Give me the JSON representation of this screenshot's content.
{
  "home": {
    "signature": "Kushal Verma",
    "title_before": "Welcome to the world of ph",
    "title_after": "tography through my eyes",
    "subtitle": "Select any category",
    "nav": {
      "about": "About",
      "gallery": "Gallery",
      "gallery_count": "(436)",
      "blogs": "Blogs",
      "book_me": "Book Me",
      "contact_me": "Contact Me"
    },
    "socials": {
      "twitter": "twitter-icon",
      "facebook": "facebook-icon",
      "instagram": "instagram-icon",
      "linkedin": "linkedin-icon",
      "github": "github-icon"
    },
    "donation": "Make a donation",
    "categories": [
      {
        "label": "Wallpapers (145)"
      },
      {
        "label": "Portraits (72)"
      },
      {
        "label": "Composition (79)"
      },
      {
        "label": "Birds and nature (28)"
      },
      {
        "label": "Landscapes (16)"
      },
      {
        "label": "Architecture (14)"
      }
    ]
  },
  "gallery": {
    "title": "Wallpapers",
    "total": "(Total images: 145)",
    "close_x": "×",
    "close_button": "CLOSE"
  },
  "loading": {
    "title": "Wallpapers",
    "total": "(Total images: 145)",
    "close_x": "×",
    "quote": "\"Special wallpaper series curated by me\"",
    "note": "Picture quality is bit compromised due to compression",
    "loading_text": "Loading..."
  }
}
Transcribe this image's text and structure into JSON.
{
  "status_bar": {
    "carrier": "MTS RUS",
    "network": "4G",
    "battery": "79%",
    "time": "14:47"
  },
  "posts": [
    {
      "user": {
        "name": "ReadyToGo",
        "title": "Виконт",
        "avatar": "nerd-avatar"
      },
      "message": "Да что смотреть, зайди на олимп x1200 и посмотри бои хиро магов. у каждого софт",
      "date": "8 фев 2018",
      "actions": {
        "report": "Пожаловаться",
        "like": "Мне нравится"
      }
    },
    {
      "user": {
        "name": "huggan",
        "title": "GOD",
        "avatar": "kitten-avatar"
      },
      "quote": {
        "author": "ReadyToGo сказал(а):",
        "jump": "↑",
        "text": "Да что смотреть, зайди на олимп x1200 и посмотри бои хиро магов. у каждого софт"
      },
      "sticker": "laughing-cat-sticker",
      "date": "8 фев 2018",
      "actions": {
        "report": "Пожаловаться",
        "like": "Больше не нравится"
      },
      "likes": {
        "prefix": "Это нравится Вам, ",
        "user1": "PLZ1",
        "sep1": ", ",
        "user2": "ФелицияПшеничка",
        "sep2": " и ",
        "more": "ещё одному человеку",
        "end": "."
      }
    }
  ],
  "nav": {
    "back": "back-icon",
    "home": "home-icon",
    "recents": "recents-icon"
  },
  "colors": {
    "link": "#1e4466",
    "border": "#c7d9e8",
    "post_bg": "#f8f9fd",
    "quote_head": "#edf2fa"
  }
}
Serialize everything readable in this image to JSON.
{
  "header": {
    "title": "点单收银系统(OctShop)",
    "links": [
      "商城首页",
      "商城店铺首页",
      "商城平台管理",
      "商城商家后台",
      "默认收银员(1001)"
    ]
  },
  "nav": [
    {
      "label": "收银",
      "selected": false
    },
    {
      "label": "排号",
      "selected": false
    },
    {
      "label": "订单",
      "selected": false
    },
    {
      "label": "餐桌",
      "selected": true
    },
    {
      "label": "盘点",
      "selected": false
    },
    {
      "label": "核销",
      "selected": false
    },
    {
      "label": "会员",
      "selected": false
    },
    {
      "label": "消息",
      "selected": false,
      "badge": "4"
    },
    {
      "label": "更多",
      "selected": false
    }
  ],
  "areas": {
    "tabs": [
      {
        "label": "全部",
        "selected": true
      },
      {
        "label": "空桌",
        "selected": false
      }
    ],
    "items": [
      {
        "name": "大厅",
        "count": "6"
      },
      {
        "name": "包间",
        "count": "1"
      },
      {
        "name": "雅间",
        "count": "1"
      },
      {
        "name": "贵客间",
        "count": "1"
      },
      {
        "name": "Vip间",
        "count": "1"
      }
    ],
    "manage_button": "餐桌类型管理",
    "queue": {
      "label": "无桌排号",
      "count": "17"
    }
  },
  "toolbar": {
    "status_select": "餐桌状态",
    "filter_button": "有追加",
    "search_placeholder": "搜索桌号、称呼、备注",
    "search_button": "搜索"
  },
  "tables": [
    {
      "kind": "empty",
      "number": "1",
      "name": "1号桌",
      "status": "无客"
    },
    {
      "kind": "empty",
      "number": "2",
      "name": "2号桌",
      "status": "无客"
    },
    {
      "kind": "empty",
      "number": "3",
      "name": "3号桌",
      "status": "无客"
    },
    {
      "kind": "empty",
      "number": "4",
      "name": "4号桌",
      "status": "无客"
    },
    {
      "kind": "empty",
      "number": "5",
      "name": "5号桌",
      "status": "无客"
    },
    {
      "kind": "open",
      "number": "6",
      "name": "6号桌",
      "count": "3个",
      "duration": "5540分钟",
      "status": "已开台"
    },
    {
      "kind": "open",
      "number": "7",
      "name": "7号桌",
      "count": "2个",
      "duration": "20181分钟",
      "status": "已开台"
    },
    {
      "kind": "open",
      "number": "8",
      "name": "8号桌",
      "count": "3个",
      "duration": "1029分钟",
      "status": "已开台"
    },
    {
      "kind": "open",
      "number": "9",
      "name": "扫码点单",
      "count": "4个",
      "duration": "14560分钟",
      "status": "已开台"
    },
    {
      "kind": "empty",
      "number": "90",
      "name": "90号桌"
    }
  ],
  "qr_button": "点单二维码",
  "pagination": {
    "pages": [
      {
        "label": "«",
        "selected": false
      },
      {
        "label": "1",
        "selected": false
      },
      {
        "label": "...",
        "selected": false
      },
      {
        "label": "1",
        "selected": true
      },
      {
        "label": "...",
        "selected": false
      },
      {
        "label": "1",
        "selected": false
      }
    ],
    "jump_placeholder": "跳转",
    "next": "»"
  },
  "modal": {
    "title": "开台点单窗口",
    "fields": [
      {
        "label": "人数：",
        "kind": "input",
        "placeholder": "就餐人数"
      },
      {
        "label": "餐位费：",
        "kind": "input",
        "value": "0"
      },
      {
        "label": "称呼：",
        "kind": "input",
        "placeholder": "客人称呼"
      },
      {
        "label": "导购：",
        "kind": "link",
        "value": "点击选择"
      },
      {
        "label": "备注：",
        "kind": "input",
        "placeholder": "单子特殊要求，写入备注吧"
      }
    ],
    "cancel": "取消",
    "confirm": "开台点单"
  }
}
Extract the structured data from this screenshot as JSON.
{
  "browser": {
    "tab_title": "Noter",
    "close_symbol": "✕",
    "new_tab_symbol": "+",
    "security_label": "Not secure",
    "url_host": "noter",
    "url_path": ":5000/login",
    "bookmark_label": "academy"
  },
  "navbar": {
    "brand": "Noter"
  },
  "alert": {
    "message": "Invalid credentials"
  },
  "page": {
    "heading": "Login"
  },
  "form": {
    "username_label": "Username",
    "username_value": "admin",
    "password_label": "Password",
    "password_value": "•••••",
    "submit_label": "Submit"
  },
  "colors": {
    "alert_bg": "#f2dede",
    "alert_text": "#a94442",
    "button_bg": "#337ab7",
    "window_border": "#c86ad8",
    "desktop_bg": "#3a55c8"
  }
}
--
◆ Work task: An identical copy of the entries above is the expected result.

◆ Exercise response:
Give me the JSON representation of this screenshot's content.
{
  "home": {
    "signature": "Kushal Verma",
    "title_before": "Welcome to the world of ph",
    "title_after": "tography through my eyes",
    "subtitle": "Select any category",
    "nav": {
      "about": "About",
      "gallery": "Gallery",
      "gallery_count": "(436)",
      "blogs": "Blogs",
      "book_me": "Book Me",
      "contact_me": "Contact Me"
    },
    "socials": {
      "twitter": "twitter-icon",
      "facebook": "facebook-icon",
      "instagram": "instagram-icon",
      "linkedin": "linkedin-icon",
      "github": "github-icon"
    },
    "donation": "Make a donation",
    "categories": [
      {
        "label": "Wallpapers (145)"
      },
      {
        "label": "Portraits (72)"
      },
      {
        "label": "Composition (79)"
      },
      {
        "label": "Birds and nature (28)"
      },
      {
        "label": "Landscapes (16)"
      },
      {
        "label": "Architecture (14)"
      }
    ]
  },
  "gallery": {
    "title": "Wallpapers",
    "total": "(Total images: 145)",
    "close_x": "×",
    "close_button": "CLOSE"
  },
  "loading": {
    "title": "Wallpapers",
    "total": "(Total images: 145)",
    "close_x": "×",
    "quote": "\"Special wallpaper series curated by me\"",
    "note": "Picture quality is bit compromised due to compression",
    "loading_text": "Loading..."
  }
}
Transcribe this image's text and structure into JSON.
{
  "status_bar": {
    "carrier": "MTS RUS",
    "network": "4G",
    "battery": "79%",
    "time": "14:47"
  },
  "posts": [
    {
      "user": {
        "name": "ReadyToGo",
        "title": "Виконт",
        "avatar": "nerd-avatar"
      },
      "message": "Да что смотреть, зайди на олимп x1200 и посмотри бои хиро магов. у каждого софт",
      "date": "8 фев 2018",
      "actions": {
        "report": "Пожаловаться",
        "like": "Мне нравится"
      }
    },
    {
      "user": {
        "name": "huggan",
        "title": "GOD",
        "avatar": "kitten-avatar"
      },
      "quote": {
        "author": "ReadyToGo сказал(а):",
        "jump": "↑",
        "text": "Да что смотреть, зайди на олимп x1200 и посмотри бои хиро магов. у каждого софт"
      },
      "sticker": "laughing-cat-sticker",
      "date": "8 фев 2018",
      "actions": {
        "report": "Пожаловаться",
        "like": "Больше не нравится"
      },
      "likes": {
        "prefix": "Это нравится Вам, ",
        "user1": "PLZ1",
        "sep1": ", ",
        "user2": "ФелицияПшеничка",
        "sep2": " и ",
        "more": "ещё одному человеку",
        "end": "."
      }
    }
  ],
  "nav": {
    "back": "back-icon",
    "home": "home-icon",
    "recents": "recents-icon"
  },
  "colors": {
    "link": "#1e4466",
    "border": "#c7d9e8",
    "post_bg": "#f8f9fd",
    "quote_head": "#edf2fa"
  }
}
Serialize everything readable in this image to JSON.
{
  "header": {
    "title": "点单收银系统(OctShop)",
    "links": [
      "商城首页",
      "商城店铺首页",
      "商城平台管理",
      "商城商家后台",
      "默认收银员(1001)"
    ]
  },
  "nav": [
    {
      "label": "收银",
      "selected": false
    },
    {
      "label": "排号",
      "selected": false
    },
    {
      "label": "订单",
      "selected": false
    },
    {
      "label": "餐桌",
      "selected": true
    },
    {
      "label": "盘点",
      "selected": false
    },
    {
      "label": "核销",
      "selected": false
    },
    {
      "label": "会员",
      "selected": false
    },
    {
      "label": "消息",
      "selected": false,
      "badge": "4"
    },
    {
      "label": "更多",
      "selected": false
    }
  ],
  "areas": {
    "tabs": [
      {
        "label": "全部",
        "selected": true
      },
      {
        "label": "空桌",
        "selected": false
      }
    ],
    "items": [
      {
        "name": "大厅",
        "count": "6"
      },
      {
        "name": "包间",
        "count": "1"
      },
      {
        "name": "雅间",
        "count": "1"
      },
      {
        "name": "贵客间",
        "count": "1"
      },
      {
        "name": "Vip间",
        "count": "1"
      }
    ],
    "manage_button": "餐桌类型管理",
    "queue": {
      "label": "无桌排号",
      "count": "17"
    }
  },
  "toolbar": {
    "status_select": "餐桌状态",
    "filter_button": "有追加",
    "search_placeholder": "搜索桌号、称呼、备注",
    "search_button": "搜索"
  },
  "tables": [
    {
      "kind": "empty",
      "number": "1",
      "name": "1号桌",
      "status": "无客"
    },
    {
      "kind": "empty",
      "number": "2",
      "name": "2号桌",
      "status": "无客"
    },
    {
      "kind": "empty",
      "number": "3",
      "name": "3号桌",
      "status": "无客"
    },
    {
      "kind": "empty",
      "number": "4",
      "name": "4号桌",
      "status": "无客"
    },
    {
      "kind": "empty",
      "number": "5",
      "name": "5号桌",
      "status": "无客"
    },
    {
      "kind": "open",
      "number": "6",
      "name": "6号桌",
      "count": "3个",
      "duration": "5540分钟",
      "status": "已开台"
    },
    {
      "kind": "open",
      "number": "7",
      "name": "7号桌",
      "count": "2个",
      "duration": "20181分钟",
      "status": "已开台"
    },
    {
      "kind": "open",
      "number": "8",
      "name": "8号桌",
      "count": "3个",
      "duration": "1029分钟",
      "status": "已开台"
    },
    {
      "kind": "open",
      "number": "9",
      "name": "扫码点单",
      "count": "4个",
      "duration": "14560分钟",
      "status": "已开台"
    },
    {
      "kind": "empty",
      "number": "90",
      "name": "90号桌"
    }
  ],
  "qr_button": "点单二维码",
  "pagination": {
    "pages": [
      {
        "label": "«",
        "selected": false
      },
      {
        "label": "1",
        "selected": false
      },
      {
        "label": "...",
        "selected": false
      },
      {
        "label": "1",
        "selected": true
      },
      {
        "label": "...",
        "selected": false
      },
      {
        "label": "1",
        "selected": false
      }
    ],
    "jump_placeholder": "跳转",
    "next": "»"
  },
  "modal": {
    "title": "开台点单窗口",
    "fields": [
      {
        "label": "人数：",
        "kind": "input",
        "placeholder": "就餐人数"
      },
      {
        "label": "餐位费：",
        "kind": "input",
        "value": "0"
      },
      {
        "label": "称呼：",
        "kind": "input",
        "placeholder": "客人称呼"
      },
      {
        "label": "导购：",
        "kind": "link",
        "value": "点击选择"
      },
      {
        "label": "备注：",
        "kind": "input",
        "placeholder": "单子特殊要求，写入备注吧"
      }
    ],
    "cancel": "取消",
    "confirm": "开台点单"
  }
}
Extract the structured data from this screenshot as JSON.
{
  "browser": {
    "tab_title": "Noter",
    "close_symbol": "✕",
    "new_tab_symbol": "+",
    "security_label": "Not secure",
    "url_host": "noter",
    "url_path": ":5000/login",
    "bookmark_label": "academy"
  },
  "navbar": {
    "brand": "Noter"
  },
  "alert": {
    "message": "Invalid credentials"
  },
  "page": {
    "heading": "Login"
  },
  "form": {
    "username_label": "Username",
    "username_value": "admin",
    "password_label": "Password",
    "password_value": "•••••",
    "submit_label": "Submit"
  },
  "colors": {
    "alert_bg": "#f2dede",
    "alert_text": "#a94442",
    "button_bg": "#337ab7",
    "window_border": "#c86ad8",
    "desktop_bg": "#3a55c8"
  }
}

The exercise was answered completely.